Language impairments -- deficits in language and the ability to use it -- occur at starkly elevated rates among adolescents and adults charged with and convicted of crimes. These impairments have serious ramifications for the quality of justice. In this article, we focus specifically on the effects of a client's language impairment on the attorney-client relationship, the constitutional realm that suffers most when a client lacks essential communication skills. The effects of language impairment can be seen in a client's ability to work with a lawyer in the first place, tell a story, comprehend legal information, and make a rational and informed decision. This article shows how these effects play themselves out within the attorney-client relationship, and the impact on the lawyer's ability to meet her constitutional and ethical obligations. We also propose concrete steps for improving the quality of communication within the attorney-client relationship. While attorneys will obviously shoulder much of the responsibility, judges and prosecutors are not exempt. A client's poor communication skills are not simply be "the lawyer's problem," but a matter of great concern for all stakeholders in the justice system.

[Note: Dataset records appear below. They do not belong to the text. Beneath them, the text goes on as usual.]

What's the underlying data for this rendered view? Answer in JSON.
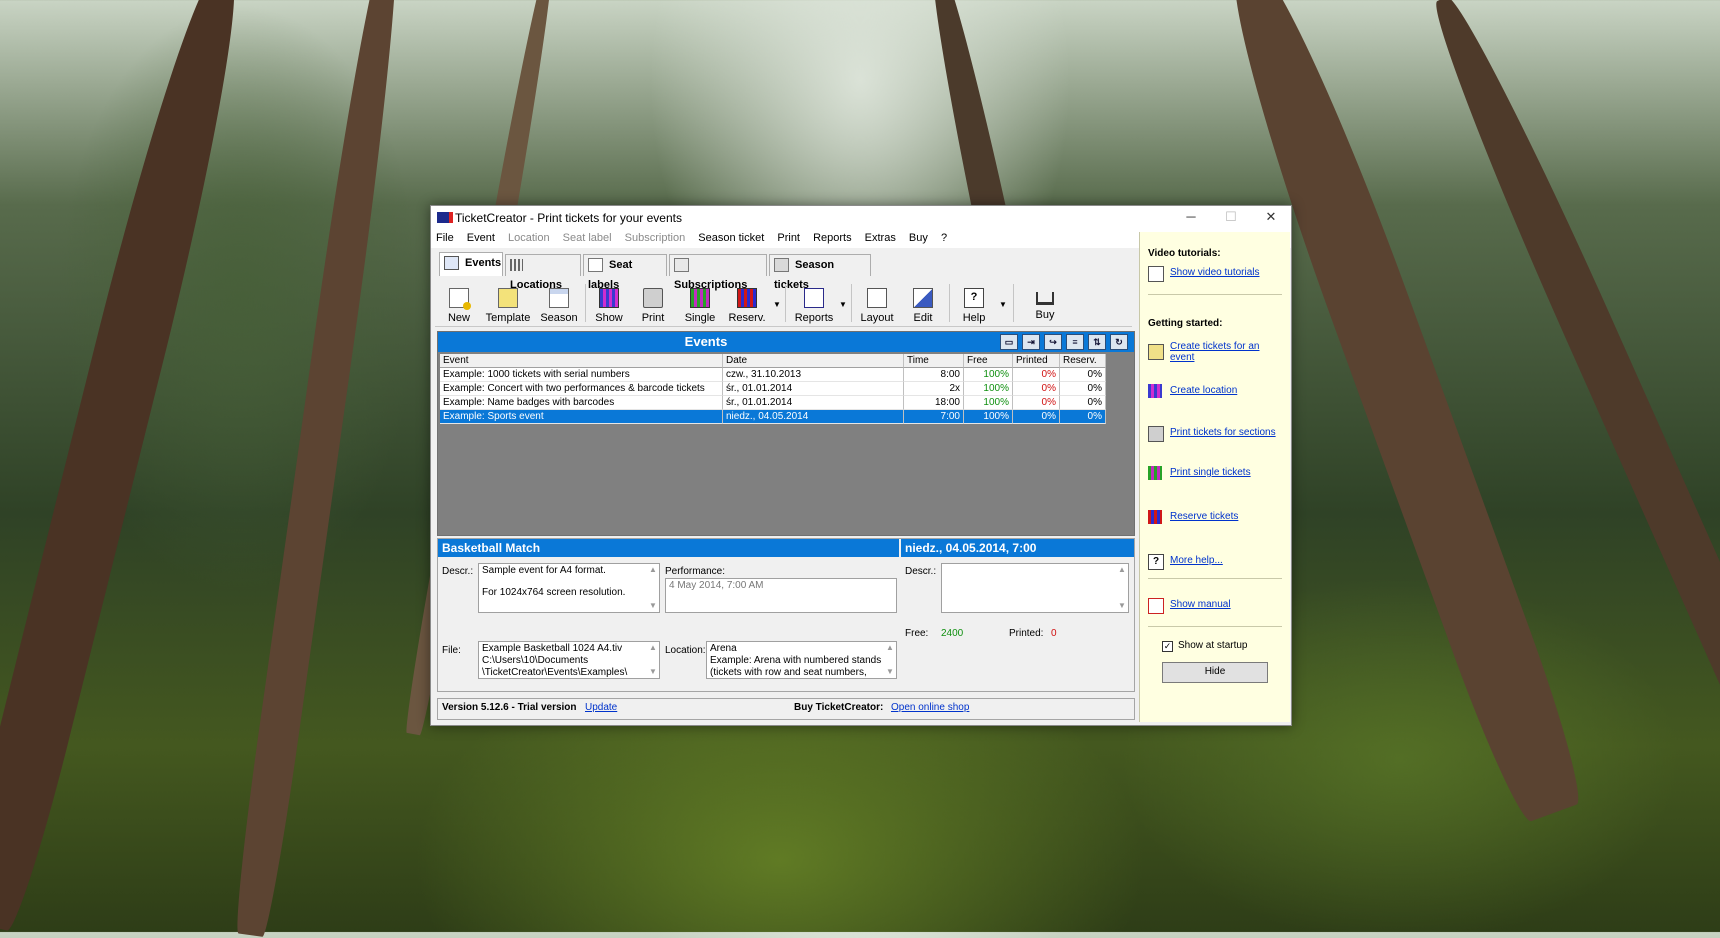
{
  "window": {
    "title": "TicketCreator - Print tickets for your events",
    "minimize": "─",
    "maximize": "☐",
    "close": "✕"
  },
  "menu": [
    {
      "label": "File",
      "enabled": true
    },
    {
      "label": "Event",
      "enabled": true
    },
    {
      "label": "Location",
      "enabled": false
    },
    {
      "label": "Seat label",
      "enabled": false
    },
    {
      "label": "Subscription",
      "enabled": false
    },
    {
      "label": "Season ticket",
      "enabled": true
    },
    {
      "label": "Print",
      "enabled": true
    },
    {
      "label": "Reports",
      "enabled": true
    },
    {
      "label": "Extras",
      "enabled": true
    },
    {
      "label": "Buy",
      "enabled": true
    },
    {
      "label": "?",
      "enabled": true
    }
  ],
  "tabs": [
    "Events",
    "Locations",
    "Seat labels",
    "Subscriptions",
    "Season tickets"
  ],
  "toolbar": [
    "New",
    "Template",
    "Season",
    "Show",
    "Print",
    "Single",
    "Reserv.",
    "Reports",
    "Layout",
    "Edit",
    "Help",
    "Buy"
  ],
  "events": {
    "title": "Events",
    "columns": [
      "Event",
      "Date",
      "Time",
      "Free",
      "Printed",
      "Reserv."
    ],
    "rows": [
      {
        "event": "Example: 1000 tickets with serial numbers",
        "date": "czw., 31.10.2013",
        "time": "8:00",
        "free": "100%",
        "printed": "0%",
        "reserv": "0%"
      },
      {
        "event": "Example: Concert with two performances & barcode tickets",
        "date": "śr., 01.01.2014",
        "time": "2x",
        "free": "100%",
        "printed": "0%",
        "reserv": "0%"
      },
      {
        "event": "Example: Name badges with barcodes",
        "date": "śr., 01.01.2014",
        "time": "18:00",
        "free": "100%",
        "printed": "0%",
        "reserv": "0%"
      },
      {
        "event": "Example: Sports event",
        "date": "niedz., 04.05.2014",
        "time": "7:00",
        "free": "100%",
        "printed": "0%",
        "reserv": "0%"
      }
    ]
  },
  "detail": {
    "event_name": "Basketball Match",
    "performance_date": "niedz., 04.05.2014, 7:00",
    "descr_label": "Descr.:",
    "descr_line1": "Sample event for A4 format.",
    "descr_line2": "For 1024x764 screen resolution.",
    "performance_label": "Performance:",
    "performance_value": "4 May 2014, 7:00 AM",
    "file_label": "File:",
    "file_line1": "Example Basketball 1024 A4.tiv",
    "file_line2": "C:\\Users\\10\\Documents",
    "file_line3": "\\TicketCreator\\Events\\Examples\\",
    "location_label": "Location:",
    "location_line1": "Arena",
    "location_line2": "Example: Arena with numbered stands",
    "location_line3": "(tickets with row and seat numbers,",
    "right_descr_label": "Descr.:",
    "free_label": "Free:",
    "free_value": "2400",
    "printed_label": "Printed:",
    "printed_value": "0"
  },
  "status": {
    "version": "Version 5.12.6 - Trial version",
    "update_link": "Update",
    "buy_label": "Buy TicketCreator:",
    "shop_link": "Open online shop"
  },
  "sidebar": {
    "video_heading": "Video tutorials:",
    "video_link": "Show video tutorials",
    "getting_started_heading": "Getting started:",
    "links": [
      {
        "line1": "Create tickets for an",
        "line2": "event"
      },
      {
        "line1": "Create location",
        "line2": ""
      },
      {
        "line1": "Print tickets for sections",
        "line2": ""
      },
      {
        "line1": "Print single tickets",
        "line2": ""
      },
      {
        "line1": "Reserve tickets",
        "line2": ""
      },
      {
        "line1": "More help...",
        "line2": ""
      },
      {
        "line1": "Show manual",
        "line2": ""
      }
    ],
    "show_at_startup": "Show at startup",
    "show_at_startup_checked": true,
    "hide_button": "Hide"
  },
  "colors": {
    "accent": "#0a78d7",
    "sidebar_bg": "#ffffe1",
    "free_green": "#109010",
    "zero_red": "#d01010",
    "link": "#0033cc"
  }
}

For over eighty years, social scientists have known that poor language skills are closely associated with the constellation of emotional and behavioral disturbances routinely seen in juvenile and criminal court. These include conduct disorder, academic deficits, social incompetence, impulsivity, and even aggression. As we might expect, researchers have also found that language impairments are present at a high rate within juvenile and adult correctional institutions. So far however, the law has barely acknowledged even the existence of this body of social science, let alone its significance for the administration of justice, rehabilitation, and public safety. This article is an attempt to bring this phenomenon to light. It examines why widespread language deficits among so many juvenile and adult defendants should be a matter of great concern for the juvenile and criminal justice systems, and perhaps more importantly, what we can do about it.

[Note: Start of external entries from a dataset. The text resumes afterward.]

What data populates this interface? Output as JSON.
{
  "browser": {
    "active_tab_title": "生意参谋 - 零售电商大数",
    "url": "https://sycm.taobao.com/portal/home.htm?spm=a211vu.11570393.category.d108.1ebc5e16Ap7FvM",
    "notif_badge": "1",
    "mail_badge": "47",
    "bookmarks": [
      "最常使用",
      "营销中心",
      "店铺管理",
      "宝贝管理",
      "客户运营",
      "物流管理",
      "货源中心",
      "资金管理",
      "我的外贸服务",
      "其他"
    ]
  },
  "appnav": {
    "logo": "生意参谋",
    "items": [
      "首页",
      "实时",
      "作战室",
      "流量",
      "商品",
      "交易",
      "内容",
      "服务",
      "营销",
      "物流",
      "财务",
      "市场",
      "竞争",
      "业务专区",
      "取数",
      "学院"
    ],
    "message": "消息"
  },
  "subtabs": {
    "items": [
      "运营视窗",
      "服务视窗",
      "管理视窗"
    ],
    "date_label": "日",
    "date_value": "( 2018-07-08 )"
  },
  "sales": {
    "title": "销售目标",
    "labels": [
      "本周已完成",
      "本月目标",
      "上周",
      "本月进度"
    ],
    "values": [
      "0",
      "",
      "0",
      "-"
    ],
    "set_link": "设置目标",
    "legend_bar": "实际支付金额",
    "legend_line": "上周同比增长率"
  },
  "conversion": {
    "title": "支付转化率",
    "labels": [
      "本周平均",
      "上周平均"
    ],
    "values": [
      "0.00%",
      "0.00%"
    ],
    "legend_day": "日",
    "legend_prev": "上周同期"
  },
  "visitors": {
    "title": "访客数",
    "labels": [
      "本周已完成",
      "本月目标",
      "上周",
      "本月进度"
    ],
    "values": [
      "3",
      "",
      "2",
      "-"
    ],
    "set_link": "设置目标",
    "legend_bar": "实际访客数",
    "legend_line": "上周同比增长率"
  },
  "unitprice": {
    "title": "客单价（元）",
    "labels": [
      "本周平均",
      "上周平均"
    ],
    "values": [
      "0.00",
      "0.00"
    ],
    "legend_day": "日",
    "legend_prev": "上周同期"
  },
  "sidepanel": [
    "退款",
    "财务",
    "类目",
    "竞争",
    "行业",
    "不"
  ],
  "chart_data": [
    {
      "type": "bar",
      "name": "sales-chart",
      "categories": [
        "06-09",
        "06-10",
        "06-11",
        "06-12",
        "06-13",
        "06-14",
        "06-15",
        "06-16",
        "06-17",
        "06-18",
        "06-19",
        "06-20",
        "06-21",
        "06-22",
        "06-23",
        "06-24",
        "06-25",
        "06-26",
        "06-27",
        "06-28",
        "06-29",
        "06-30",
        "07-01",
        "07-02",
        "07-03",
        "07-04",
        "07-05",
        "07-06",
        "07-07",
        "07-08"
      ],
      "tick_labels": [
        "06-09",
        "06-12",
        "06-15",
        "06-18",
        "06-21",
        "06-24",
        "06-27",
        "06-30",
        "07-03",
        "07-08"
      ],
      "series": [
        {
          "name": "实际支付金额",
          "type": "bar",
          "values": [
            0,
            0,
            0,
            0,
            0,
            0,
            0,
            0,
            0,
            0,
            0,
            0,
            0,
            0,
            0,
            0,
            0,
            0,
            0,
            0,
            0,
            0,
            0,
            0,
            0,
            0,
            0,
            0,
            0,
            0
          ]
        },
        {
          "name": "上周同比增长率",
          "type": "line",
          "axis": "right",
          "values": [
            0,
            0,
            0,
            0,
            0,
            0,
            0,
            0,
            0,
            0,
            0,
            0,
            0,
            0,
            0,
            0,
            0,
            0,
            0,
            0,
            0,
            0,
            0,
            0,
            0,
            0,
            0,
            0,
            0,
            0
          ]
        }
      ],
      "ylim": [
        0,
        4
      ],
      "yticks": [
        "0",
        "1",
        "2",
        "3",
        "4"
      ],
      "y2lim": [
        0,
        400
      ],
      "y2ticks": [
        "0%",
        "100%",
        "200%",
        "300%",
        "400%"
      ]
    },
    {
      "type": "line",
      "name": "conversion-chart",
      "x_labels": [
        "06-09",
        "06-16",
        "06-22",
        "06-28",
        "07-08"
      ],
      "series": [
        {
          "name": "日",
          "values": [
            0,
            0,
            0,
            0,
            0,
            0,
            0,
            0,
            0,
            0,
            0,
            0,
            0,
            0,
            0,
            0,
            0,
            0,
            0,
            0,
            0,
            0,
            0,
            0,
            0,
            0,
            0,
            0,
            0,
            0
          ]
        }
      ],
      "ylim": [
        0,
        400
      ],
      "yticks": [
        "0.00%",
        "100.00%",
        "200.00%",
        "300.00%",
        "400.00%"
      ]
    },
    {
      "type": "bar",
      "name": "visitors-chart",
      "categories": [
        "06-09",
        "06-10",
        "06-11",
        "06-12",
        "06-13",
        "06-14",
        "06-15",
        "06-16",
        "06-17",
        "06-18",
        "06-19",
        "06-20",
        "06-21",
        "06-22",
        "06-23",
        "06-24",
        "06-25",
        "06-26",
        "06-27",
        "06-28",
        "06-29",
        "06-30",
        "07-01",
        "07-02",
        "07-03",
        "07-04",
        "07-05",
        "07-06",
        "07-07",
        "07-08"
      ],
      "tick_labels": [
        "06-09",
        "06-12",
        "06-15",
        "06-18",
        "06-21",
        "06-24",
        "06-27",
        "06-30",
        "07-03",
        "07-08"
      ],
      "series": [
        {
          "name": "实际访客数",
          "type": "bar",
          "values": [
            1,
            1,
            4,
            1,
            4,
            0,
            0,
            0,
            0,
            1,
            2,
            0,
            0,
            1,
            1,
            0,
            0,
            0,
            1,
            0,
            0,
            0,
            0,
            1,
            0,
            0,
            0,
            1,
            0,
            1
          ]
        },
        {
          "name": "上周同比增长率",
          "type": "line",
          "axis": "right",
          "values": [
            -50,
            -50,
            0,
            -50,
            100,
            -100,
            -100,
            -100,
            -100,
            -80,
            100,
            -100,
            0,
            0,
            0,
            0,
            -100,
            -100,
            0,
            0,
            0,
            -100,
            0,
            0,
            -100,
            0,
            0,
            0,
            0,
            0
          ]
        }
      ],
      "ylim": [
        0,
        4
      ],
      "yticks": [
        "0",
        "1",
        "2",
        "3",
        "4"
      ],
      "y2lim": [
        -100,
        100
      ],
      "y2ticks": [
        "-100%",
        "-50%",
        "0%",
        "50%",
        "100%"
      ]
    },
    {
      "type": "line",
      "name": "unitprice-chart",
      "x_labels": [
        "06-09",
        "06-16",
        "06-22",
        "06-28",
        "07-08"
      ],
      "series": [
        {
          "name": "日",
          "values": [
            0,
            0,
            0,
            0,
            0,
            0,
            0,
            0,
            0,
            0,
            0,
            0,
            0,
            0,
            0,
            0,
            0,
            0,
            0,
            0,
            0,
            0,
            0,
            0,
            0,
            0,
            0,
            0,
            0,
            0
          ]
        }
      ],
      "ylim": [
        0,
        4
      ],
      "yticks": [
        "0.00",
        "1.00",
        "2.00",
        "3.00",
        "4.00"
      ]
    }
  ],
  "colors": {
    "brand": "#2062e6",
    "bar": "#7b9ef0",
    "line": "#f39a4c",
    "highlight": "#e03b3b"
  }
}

Prelingual deafness (hearing loss from birth or early childhood) is a complicated communication disorder that has a profound effect on language and knowledge acquisition, language usage, and overall linguistic ability. This means that most deaf defendants will be at a marked disadvantage in their dealings with the criminal or juvenile justice systems. It also means that simply providing an interpreter will not be an adequate remedy. This article looks at the intertwined issues of deafness, language, interpretation, and their cumulative effect on deaf people's ability to meaningfully participate in the justice system.